### Assignment
An exact copy of every entry below is needed.

### Listed records
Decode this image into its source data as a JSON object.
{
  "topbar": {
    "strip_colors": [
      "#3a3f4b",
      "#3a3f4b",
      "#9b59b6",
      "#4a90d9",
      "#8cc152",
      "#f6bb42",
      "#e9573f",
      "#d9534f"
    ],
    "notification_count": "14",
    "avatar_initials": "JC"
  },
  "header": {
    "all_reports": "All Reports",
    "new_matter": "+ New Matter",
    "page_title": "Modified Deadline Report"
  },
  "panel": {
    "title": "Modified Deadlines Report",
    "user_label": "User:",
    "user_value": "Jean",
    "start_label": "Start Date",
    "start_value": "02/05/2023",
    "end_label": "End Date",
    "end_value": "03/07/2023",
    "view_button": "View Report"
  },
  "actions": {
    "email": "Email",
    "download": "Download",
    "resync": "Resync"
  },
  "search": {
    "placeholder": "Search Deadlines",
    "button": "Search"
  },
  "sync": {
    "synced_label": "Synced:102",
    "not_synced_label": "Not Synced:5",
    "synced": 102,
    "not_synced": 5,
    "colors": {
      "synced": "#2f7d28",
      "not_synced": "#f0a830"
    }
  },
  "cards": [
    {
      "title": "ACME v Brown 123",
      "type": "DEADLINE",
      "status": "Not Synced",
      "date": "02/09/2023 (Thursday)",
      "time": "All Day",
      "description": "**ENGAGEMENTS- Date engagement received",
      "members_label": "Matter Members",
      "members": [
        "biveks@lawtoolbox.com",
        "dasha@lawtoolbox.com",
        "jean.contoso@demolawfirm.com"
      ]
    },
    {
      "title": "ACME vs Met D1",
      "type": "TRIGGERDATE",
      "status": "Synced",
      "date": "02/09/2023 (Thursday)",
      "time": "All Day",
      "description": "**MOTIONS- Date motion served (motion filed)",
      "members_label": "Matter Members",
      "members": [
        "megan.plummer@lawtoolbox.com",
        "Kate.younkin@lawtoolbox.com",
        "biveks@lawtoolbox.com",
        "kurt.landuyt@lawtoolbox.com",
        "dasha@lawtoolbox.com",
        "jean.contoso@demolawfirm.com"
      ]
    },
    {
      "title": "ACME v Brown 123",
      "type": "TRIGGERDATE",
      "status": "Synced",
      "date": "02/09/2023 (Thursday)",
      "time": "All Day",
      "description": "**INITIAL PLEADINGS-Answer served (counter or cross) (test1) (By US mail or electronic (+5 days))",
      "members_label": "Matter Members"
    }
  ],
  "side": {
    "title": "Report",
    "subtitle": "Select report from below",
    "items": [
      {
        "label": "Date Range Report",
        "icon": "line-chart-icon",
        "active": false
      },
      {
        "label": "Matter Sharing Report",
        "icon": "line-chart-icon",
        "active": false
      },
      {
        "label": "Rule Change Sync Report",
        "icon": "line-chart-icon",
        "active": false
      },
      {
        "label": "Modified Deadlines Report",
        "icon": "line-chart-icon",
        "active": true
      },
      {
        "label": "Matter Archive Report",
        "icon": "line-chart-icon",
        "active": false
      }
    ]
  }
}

### Written response
Decode this image into its source data as a JSON object.
{
  "topbar": {
    "strip_colors": [
      "#3a3f4b",
      "#3a3f4b",
      "#9b59b6",
      "#4a90d9",
      "#8cc152",
      "#f6bb42",
      "#e9573f",
      "#d9534f"
    ],
    "notification_count": "14",
    "avatar_initials": "JC"
  },
  "header": {
    "all_reports": "All Reports",
    "new_matter": "+ New Matter",
    "page_title": "Modified Deadline Report"
  },
  "panel": {
    "title": "Modified Deadlines Report",
    "user_label": "User:",
    "user_value": "Jean",
    "start_label": "Start Date",
    "start_value": "02/05/2023",
    "end_label": "End Date",
    "end_value": "03/07/2023",
    "view_button": "View Report"
  },
  "actions": {
    "email": "Email",
    "download": "Download",
    "resync": "Resync"
  },
  "search": {
    "placeholder": "Search Deadlines",
    "button": "Search"
  },
  "sync": {
    "synced_label": "Synced:102",
    "not_synced_label": "Not Synced:5",
    "synced": 102,
    "not_synced": 5,
    "colors": {
      "synced": "#2f7d28",
      "not_synced": "#f0a830"
    }
  },
  "cards": [
    {
      "title": "ACME v Brown 123",
      "type": "DEADLINE",
      "status": "Not Synced",
      "date": "02/09/2023 (Thursday)",
      "time": "All Day",
      "description": "**ENGAGEMENTS- Date engagement received",
      "members_label": "Matter Members",
      "members": [
        "biveks@lawtoolbox.com",
        "dasha@lawtoolbox.com",
        "jean.contoso@demolawfirm.com"
      ]
    },
    {
      "title": "ACME vs Met D1",
      "type": "TRIGGERDATE",
      "status": "Synced",
      "date": "02/09/2023 (Thursday)",
      "time": "All Day",
      "description": "**MOTIONS- Date motion served (motion filed)",
      "members_label": "Matter Members",
      "members": [
        "megan.plummer@lawtoolbox.com",
        "Kate.younkin@lawtoolbox.com",
        "biveks@lawtoolbox.com",
        "kurt.landuyt@lawtoolbox.com",
        "dasha@lawtoolbox.com",
        "jean.contoso@demolawfirm.com"
      ]
    },
    {
      "title": "ACME v Brown 123",
      "type": "TRIGGERDATE",
      "status": "Synced",
      "date": "02/09/2023 (Thursday)",
      "time": "All Day",
      "description": "**INITIAL PLEADINGS-Answer served (counter or cross) (test1) (By US mail or electronic (+5 days))",
      "members_label": "Matter Members"
    }
  ],
  "side": {
    "title": "Report",
    "subtitle": "Select report from below",
    "items": [
      {
        "label": "Date Range Report",
        "icon": "line-chart-icon",
        "active": false
      },
      {
        "label": "Matter Sharing Report",
        "icon": "line-chart-icon",
        "active": false
      },
      {
        "label": "Rule Change Sync Report",
        "icon": "line-chart-icon",
        "active": false
      },
      {
        "label": "Modified Deadlines Report",
        "icon": "line-chart-icon",
        "active": true
      },
      {
        "label": "Matter Archive Report",
        "icon": "line-chart-icon",
        "active": false
      }
    ]
  }
}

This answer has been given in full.